Extracted data:
----

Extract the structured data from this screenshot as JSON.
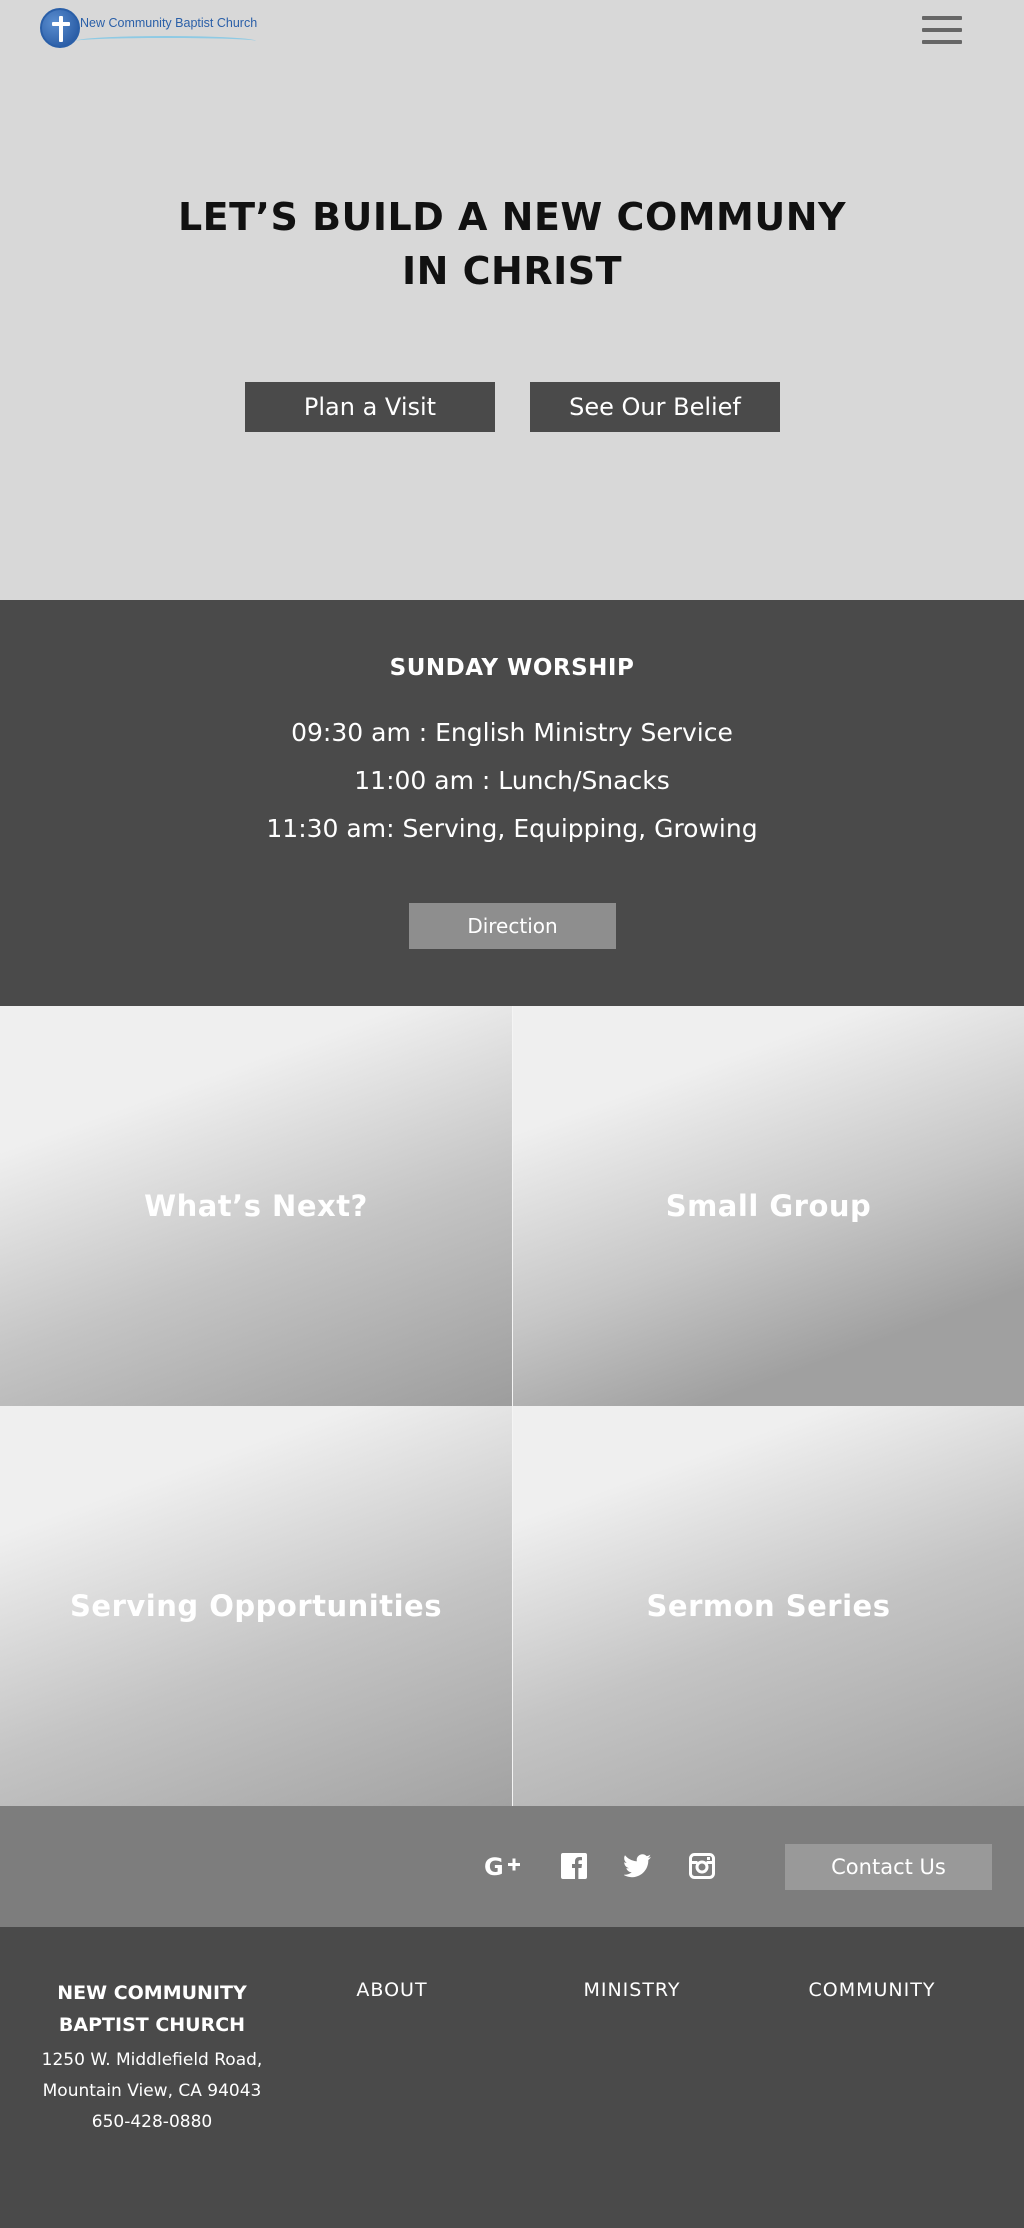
{
  "header": {
    "logo_text": "New Community Baptist Church",
    "menu_icon": "hamburger-menu-icon"
  },
  "hero": {
    "title_line1": "LET’S BUILD A NEW COMMUNY",
    "title_line2": "IN CHRIST",
    "plan_visit_label": "Plan a Visit",
    "see_belief_label": "See Our Belief"
  },
  "worship": {
    "title": "SUNDAY WORSHIP",
    "lines": [
      "09:30 am : English Ministry Service",
      "11:00 am : Lunch/Snacks",
      "11:30 am: Serving, Equipping, Growing"
    ],
    "direction_label": "Direction"
  },
  "tiles": [
    {
      "label": "What’s Next?"
    },
    {
      "label": "Small Group"
    },
    {
      "label": "Serving Opportunities"
    },
    {
      "label": "Sermon Series"
    }
  ],
  "social": {
    "icons": [
      "google-plus-icon",
      "facebook-icon",
      "twitter-icon",
      "instagram-icon"
    ],
    "contact_label": "Contact Us"
  },
  "footer": {
    "org_name_line1": "NEW COMMUNITY",
    "org_name_line2": "BAPTIST CHURCH",
    "address_line1": "1250 W. Middlefield Road,",
    "address_line2": "Mountain View, CA 94043",
    "phone": "650-428-0880",
    "links": [
      "ABOUT",
      "MINISTRY",
      "COMMUNITY"
    ]
  },
  "colors": {
    "hero_bg": "#d8d8d8",
    "dark_section": "#4a4a4a",
    "social_bar": "#7d7d7d",
    "button_dark": "#4a4a4a",
    "button_light": "#8e8e8e",
    "logo_blue": "#2a5fa8"
  }
}
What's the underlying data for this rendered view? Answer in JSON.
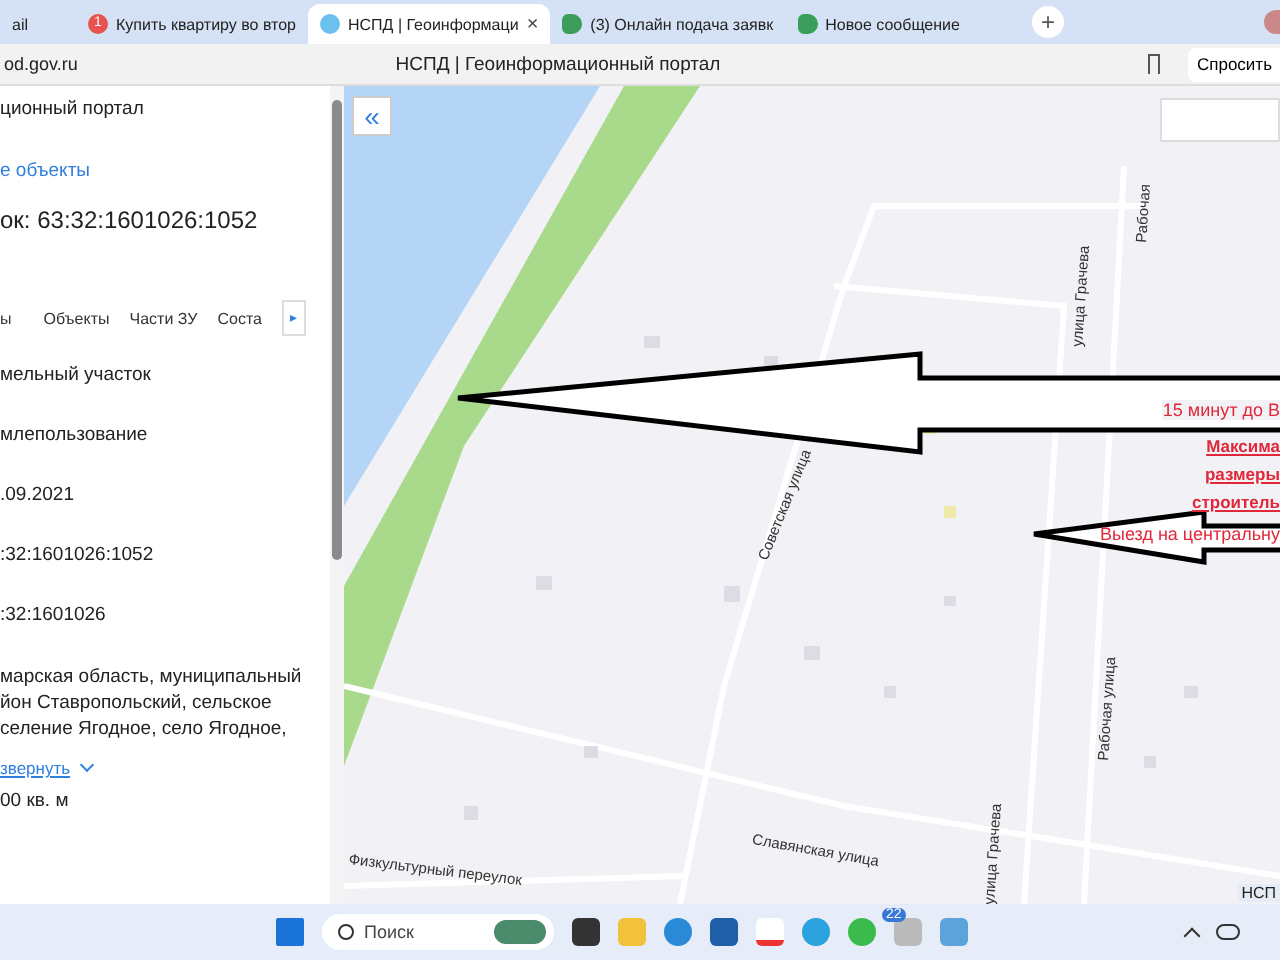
{
  "browser_tabs": [
    {
      "title": "ail",
      "selected": false,
      "kind": "plain"
    },
    {
      "title": "Купить квартиру во втор",
      "selected": false,
      "kind": "badged",
      "badge": "1"
    },
    {
      "title": "НСПД | Геоинформаци",
      "selected": true,
      "kind": "portal",
      "close": "×"
    },
    {
      "title": "(3) Онлайн подача заявк",
      "selected": false,
      "kind": "messenger"
    },
    {
      "title": "Новое сообщение",
      "selected": false,
      "kind": "messenger"
    }
  ],
  "new_tab": "+",
  "address_bar": {
    "url": "od.gov.ru",
    "page_title": "НСПД | Геоинформационный портал",
    "ask_button": "Спросить"
  },
  "panel": {
    "portal": "ционный портал",
    "link": "е объекты",
    "heading": "ок: 63:32:1601026:1052",
    "tabs": [
      {
        "label": "ы",
        "selected": false
      },
      {
        "label": "Объекты",
        "selected": false
      },
      {
        "label": "Части ЗУ",
        "selected": false
      },
      {
        "label": "Соста",
        "selected": false
      }
    ],
    "tabs_next": "▸",
    "fields": [
      {
        "kind": "text",
        "value": "мельный участок"
      },
      {
        "kind": "text",
        "value": "млепользование"
      },
      {
        "kind": "text",
        "value": ".09.2021"
      },
      {
        "kind": "text",
        "value": ":32:1601026:1052"
      },
      {
        "kind": "text",
        "value": ":32:1601026"
      },
      {
        "kind": "address",
        "value": "марская область, муниципальный йон Ставропольский, сельское селение Ягодное, село Ягодное,",
        "toggle": "звернуть"
      },
      {
        "kind": "text",
        "value": "00 кв. м"
      }
    ]
  },
  "map": {
    "collapse_button": "«",
    "streets": [
      {
        "name": "Советская улица",
        "kind": "steep"
      },
      {
        "name": "улица Грачева",
        "kind": "top1"
      },
      {
        "name": "Рабочая",
        "kind": "top2"
      },
      {
        "name": "Славянская улица",
        "kind": "main"
      },
      {
        "name": "Физкультурный переулок",
        "kind": "lane"
      },
      {
        "name": "Рабочая улица",
        "kind": "bottom1"
      },
      {
        "name": "улица Грачева",
        "kind": "bottom2"
      }
    ],
    "notes": [
      {
        "text": "15 минут до В",
        "kind": "plain"
      },
      {
        "text": "Максима",
        "kind": "underline"
      },
      {
        "text": "размеры",
        "kind": "underline"
      },
      {
        "text": "строитель",
        "kind": "underline"
      },
      {
        "text": "Выезд на центральну",
        "kind": "plain"
      }
    ],
    "corner_label": "НСП"
  },
  "taskbar": {
    "search": "Поиск",
    "badge": "22"
  }
}
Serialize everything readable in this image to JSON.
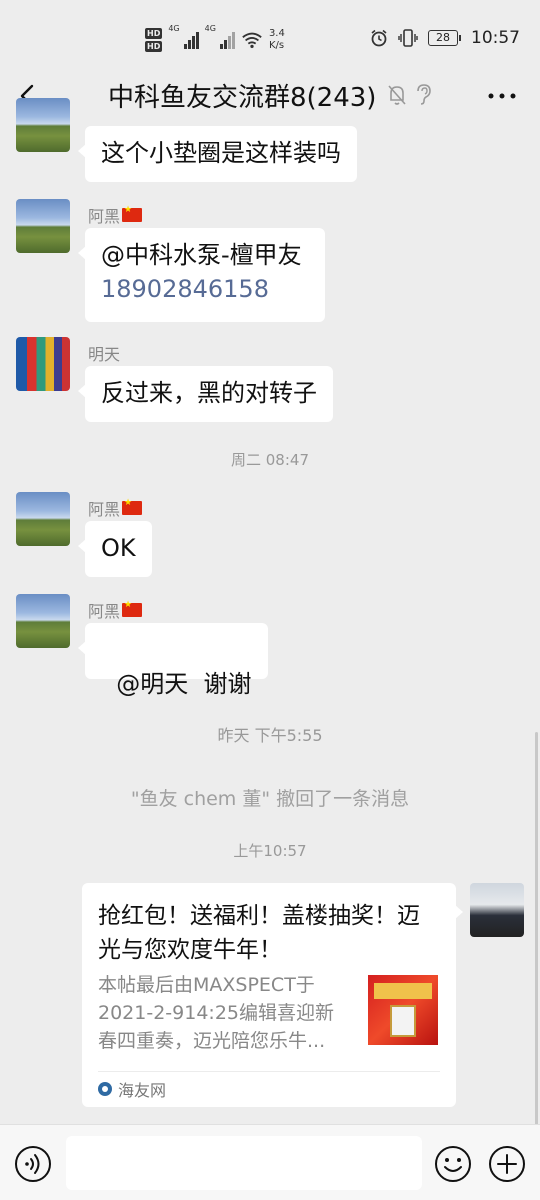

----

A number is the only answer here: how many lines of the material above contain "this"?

Solution to the problem:
3